“Politicians are pre-eminent exponents of Murphy’s Law; anything that can go wrong will go wrong. Together with central banks they represent the greatest threat to the global economic recovery. These politicians have thrown so much money at the global economy, in order to protect it from the consequences of the Minsky Moment, credit crunch and the potential systemic collapse of the financial system that it is unlikely to keel over of its own accord. Governments and central banks spent 2007 and 2008 helping the banks to survive. Bankers spent 2009 helping themselves to massive bonuses, leading to a popular backlash against the current financial system.
“In the wake of the unprecedented 43% swing against the Democrats in the Massachusetts Senatorial election, Barack Obama has joined this bandwagon rather than justifying the essential role of banks in the economic system. The reforms proposed by Paul Volker seek to separate government insured banks from risky activities such as propriety trading, owning hedge funds and private equity. This is a major step toward reintroducing narrow banking and while there are clear merits to these proposals, it is absolutely the wrong timing.
“The global recovery is too fragile for the Administration to be imposing restrictions and regulations that are likely to increase uncertainty in the initial instance and accelerate global deleveraging over the medium term. We have always believed that it would be central banks that made the policy error of tightening liquidity too soon and it is disheartening to see politicians eager to compound this error.
“The bright promise of President Obama’s election to combine the rhetorical tour de force of FDR, with the vigour of JFK, has given way to the dawning recognition that he is more like Herbert Hoover. Hoover relaxed fiscal policy throughout his time in office but he presided over a tightening of monetary conditions. Bankers have made a convenient scapegoat in this mid-term election year, but the ultimate expression of political knavery is protectionism and blaming foreigners. The willingness to impose draconian conditions on banks bodes ill for trade policy in the second half of the year.
“The President is not the only exponent of foot and mouth disease, we heard this week of a Bank of England official who expects banks to solve their intractable wholesale funding gap this year, as well as from the head of the DMO, whose comments on the prospective ending of QE, were positively Ratner-esque. Temporary suspension of QE will add to macroeconomic volatility and in the near-term, the resulting competition for capital is likely to cause bear flattening before slower activity in the second half gives way to bull flattening.”

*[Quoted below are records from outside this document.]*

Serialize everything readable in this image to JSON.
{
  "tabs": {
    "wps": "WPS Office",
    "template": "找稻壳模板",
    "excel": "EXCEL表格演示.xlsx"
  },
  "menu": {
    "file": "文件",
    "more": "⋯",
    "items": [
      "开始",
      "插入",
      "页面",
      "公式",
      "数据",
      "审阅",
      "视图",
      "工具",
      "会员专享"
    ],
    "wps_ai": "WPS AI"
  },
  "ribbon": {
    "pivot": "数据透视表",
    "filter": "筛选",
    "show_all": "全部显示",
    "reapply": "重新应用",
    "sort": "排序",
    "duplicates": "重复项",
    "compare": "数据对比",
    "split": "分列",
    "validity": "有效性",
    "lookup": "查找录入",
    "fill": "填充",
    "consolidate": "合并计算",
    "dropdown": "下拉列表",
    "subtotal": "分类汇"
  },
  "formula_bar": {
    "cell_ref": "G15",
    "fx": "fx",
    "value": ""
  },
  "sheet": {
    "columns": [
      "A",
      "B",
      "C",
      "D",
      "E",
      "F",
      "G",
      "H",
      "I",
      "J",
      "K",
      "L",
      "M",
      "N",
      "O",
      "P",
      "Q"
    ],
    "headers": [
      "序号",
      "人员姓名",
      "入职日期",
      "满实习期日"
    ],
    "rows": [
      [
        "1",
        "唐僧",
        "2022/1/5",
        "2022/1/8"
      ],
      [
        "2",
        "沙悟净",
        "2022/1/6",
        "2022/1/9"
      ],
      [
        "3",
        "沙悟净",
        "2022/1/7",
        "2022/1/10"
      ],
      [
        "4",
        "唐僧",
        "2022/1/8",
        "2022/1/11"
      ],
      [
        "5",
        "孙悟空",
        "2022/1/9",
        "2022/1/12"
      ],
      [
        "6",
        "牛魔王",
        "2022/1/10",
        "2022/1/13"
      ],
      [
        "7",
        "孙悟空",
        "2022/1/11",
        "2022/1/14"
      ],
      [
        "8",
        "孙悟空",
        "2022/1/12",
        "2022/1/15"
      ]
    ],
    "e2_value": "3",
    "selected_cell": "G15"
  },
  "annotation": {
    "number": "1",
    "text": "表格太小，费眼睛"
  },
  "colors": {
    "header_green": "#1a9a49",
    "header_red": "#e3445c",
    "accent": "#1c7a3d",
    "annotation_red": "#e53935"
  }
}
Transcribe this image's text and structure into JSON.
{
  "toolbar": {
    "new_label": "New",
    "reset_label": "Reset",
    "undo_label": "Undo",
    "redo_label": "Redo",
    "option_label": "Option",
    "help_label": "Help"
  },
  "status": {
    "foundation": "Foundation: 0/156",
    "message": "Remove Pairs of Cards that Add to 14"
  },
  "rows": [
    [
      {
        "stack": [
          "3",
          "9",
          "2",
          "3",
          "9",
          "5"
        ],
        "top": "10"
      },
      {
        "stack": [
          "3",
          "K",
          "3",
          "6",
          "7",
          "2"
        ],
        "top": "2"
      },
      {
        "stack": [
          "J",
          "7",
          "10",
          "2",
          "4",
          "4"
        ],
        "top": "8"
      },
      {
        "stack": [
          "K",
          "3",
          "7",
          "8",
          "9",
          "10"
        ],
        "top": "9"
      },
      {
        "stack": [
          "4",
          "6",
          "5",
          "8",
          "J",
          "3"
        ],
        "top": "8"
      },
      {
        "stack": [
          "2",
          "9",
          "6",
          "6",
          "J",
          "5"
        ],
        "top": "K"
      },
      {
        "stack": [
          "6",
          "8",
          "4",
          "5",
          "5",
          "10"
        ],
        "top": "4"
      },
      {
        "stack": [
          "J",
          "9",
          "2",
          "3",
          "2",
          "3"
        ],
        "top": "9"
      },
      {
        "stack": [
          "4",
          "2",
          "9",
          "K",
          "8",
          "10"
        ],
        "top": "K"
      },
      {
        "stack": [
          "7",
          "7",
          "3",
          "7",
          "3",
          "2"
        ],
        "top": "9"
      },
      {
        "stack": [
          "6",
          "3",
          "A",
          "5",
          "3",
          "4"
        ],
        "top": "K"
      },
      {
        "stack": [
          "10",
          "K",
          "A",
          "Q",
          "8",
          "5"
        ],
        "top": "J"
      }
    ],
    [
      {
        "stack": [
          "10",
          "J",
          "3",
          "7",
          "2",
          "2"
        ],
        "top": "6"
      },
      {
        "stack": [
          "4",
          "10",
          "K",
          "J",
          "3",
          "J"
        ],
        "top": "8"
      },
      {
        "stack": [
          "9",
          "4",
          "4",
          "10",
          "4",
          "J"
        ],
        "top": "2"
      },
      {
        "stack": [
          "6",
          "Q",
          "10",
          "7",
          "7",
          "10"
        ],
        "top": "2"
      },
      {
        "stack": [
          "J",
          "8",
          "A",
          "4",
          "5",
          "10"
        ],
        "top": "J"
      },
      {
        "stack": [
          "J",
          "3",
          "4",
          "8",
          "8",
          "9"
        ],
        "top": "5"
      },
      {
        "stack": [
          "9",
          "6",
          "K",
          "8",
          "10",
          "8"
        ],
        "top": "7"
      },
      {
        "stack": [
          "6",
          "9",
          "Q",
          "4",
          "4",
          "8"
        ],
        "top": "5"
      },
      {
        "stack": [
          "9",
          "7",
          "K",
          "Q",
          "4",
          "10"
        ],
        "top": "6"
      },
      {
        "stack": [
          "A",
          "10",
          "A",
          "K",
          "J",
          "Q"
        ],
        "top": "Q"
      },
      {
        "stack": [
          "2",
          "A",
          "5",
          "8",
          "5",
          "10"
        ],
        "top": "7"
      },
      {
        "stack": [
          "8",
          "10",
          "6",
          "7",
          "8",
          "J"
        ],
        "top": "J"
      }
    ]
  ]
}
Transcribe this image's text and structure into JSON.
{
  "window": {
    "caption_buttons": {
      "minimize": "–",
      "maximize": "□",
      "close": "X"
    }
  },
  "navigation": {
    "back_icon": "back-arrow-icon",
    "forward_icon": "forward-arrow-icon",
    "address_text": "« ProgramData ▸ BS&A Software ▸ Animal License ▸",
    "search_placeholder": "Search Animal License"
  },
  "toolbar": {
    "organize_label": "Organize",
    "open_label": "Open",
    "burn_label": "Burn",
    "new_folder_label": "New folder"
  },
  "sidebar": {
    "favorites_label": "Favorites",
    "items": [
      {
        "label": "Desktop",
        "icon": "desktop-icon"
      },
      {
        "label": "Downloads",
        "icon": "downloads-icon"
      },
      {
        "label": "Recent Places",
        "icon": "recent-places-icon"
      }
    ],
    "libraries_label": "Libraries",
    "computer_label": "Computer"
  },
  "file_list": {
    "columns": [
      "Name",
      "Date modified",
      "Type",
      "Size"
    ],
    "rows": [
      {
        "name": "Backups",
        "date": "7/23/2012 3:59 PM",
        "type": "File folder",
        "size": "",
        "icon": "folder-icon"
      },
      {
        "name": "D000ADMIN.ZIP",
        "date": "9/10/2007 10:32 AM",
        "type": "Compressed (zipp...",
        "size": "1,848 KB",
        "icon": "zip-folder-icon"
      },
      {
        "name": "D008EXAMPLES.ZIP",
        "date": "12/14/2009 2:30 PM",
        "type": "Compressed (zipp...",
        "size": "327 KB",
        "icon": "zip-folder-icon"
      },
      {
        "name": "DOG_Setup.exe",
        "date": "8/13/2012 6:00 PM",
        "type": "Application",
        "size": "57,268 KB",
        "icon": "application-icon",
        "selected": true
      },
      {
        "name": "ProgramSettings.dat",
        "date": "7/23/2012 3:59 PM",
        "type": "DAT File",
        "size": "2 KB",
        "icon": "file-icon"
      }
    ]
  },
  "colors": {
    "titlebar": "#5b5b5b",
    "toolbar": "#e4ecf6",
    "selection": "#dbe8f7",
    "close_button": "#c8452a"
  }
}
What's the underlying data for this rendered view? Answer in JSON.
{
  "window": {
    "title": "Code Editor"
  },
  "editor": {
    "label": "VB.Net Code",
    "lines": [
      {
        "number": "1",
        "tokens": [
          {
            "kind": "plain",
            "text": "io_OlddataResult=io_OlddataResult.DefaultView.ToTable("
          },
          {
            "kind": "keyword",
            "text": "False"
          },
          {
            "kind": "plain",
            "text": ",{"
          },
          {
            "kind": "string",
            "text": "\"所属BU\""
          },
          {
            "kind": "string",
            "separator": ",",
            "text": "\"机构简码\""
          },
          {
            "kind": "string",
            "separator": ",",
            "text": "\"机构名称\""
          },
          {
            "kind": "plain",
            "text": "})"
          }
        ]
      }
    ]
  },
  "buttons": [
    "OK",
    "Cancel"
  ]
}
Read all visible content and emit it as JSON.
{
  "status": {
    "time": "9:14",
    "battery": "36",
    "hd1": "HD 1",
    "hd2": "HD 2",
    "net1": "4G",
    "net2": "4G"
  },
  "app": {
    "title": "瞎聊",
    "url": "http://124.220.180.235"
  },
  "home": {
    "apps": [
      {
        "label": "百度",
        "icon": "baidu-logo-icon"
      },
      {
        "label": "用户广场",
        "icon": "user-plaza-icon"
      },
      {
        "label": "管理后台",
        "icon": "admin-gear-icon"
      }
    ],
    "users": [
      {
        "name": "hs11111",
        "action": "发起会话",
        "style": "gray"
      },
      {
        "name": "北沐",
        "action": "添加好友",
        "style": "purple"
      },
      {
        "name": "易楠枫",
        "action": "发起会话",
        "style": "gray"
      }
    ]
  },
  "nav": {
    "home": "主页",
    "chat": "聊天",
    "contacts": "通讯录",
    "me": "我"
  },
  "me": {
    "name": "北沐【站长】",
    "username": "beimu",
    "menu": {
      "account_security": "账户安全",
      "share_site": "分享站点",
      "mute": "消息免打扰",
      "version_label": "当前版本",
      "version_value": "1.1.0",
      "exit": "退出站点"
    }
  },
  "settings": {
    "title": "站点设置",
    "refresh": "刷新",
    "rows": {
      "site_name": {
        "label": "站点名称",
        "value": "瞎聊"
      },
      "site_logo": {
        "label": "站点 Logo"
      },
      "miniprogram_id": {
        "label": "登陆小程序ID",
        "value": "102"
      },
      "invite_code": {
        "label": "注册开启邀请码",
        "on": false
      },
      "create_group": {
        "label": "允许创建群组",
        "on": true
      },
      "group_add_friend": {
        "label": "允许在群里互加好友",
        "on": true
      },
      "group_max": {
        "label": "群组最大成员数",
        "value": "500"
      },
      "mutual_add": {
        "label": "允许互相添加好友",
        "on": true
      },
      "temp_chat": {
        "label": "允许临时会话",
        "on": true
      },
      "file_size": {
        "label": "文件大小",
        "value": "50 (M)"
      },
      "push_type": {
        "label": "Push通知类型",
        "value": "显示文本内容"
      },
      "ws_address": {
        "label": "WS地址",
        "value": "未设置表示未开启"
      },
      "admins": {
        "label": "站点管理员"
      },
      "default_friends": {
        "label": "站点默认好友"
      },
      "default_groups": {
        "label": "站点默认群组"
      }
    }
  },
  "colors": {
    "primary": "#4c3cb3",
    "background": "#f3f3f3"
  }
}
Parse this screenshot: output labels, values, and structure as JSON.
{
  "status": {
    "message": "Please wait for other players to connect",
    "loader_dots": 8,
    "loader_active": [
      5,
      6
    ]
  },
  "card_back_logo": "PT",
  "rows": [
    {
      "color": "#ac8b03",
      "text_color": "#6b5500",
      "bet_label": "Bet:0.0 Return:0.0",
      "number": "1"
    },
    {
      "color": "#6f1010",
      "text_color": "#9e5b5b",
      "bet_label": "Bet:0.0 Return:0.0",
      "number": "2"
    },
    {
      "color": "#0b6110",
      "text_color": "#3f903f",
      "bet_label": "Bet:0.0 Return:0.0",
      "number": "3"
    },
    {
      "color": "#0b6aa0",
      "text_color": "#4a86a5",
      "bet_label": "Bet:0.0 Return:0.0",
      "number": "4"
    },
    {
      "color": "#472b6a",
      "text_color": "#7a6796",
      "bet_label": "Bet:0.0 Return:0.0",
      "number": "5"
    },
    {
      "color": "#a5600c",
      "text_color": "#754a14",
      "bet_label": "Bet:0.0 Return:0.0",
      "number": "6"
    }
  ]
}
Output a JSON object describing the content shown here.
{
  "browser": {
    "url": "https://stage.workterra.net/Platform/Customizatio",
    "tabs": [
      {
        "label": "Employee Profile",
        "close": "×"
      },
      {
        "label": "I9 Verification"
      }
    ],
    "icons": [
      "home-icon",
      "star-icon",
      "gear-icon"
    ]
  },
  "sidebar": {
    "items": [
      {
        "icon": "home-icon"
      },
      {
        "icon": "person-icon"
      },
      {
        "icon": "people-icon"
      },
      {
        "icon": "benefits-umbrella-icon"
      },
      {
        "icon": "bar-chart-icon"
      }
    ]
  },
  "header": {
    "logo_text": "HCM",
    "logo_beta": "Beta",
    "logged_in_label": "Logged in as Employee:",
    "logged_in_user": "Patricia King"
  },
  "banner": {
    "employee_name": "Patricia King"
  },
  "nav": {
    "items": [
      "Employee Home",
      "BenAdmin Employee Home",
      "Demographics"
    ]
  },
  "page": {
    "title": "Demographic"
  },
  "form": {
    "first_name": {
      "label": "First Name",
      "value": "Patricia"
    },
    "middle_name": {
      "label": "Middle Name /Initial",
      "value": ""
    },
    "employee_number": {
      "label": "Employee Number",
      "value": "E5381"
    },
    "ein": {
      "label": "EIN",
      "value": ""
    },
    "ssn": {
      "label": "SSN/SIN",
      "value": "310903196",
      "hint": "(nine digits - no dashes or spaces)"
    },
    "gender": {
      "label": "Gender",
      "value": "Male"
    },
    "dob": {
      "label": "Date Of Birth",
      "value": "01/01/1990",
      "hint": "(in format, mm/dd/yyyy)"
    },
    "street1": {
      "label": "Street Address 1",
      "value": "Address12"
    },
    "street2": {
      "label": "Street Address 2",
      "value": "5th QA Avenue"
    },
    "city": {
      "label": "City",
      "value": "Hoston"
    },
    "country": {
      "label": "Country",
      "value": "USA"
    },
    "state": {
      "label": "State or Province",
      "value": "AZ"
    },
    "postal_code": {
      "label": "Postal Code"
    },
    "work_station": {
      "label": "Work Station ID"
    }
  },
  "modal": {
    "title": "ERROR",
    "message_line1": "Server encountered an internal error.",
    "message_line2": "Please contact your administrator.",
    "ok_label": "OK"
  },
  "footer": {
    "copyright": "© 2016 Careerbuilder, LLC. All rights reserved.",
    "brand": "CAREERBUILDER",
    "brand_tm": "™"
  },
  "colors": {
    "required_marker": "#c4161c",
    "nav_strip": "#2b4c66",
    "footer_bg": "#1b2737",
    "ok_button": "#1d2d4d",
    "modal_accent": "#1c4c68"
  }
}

For Stuart’s full commentary please see his blog at www.ratesviews.com.
These are the views of the author and do not necessarily reflect those of Ignis Asset Management.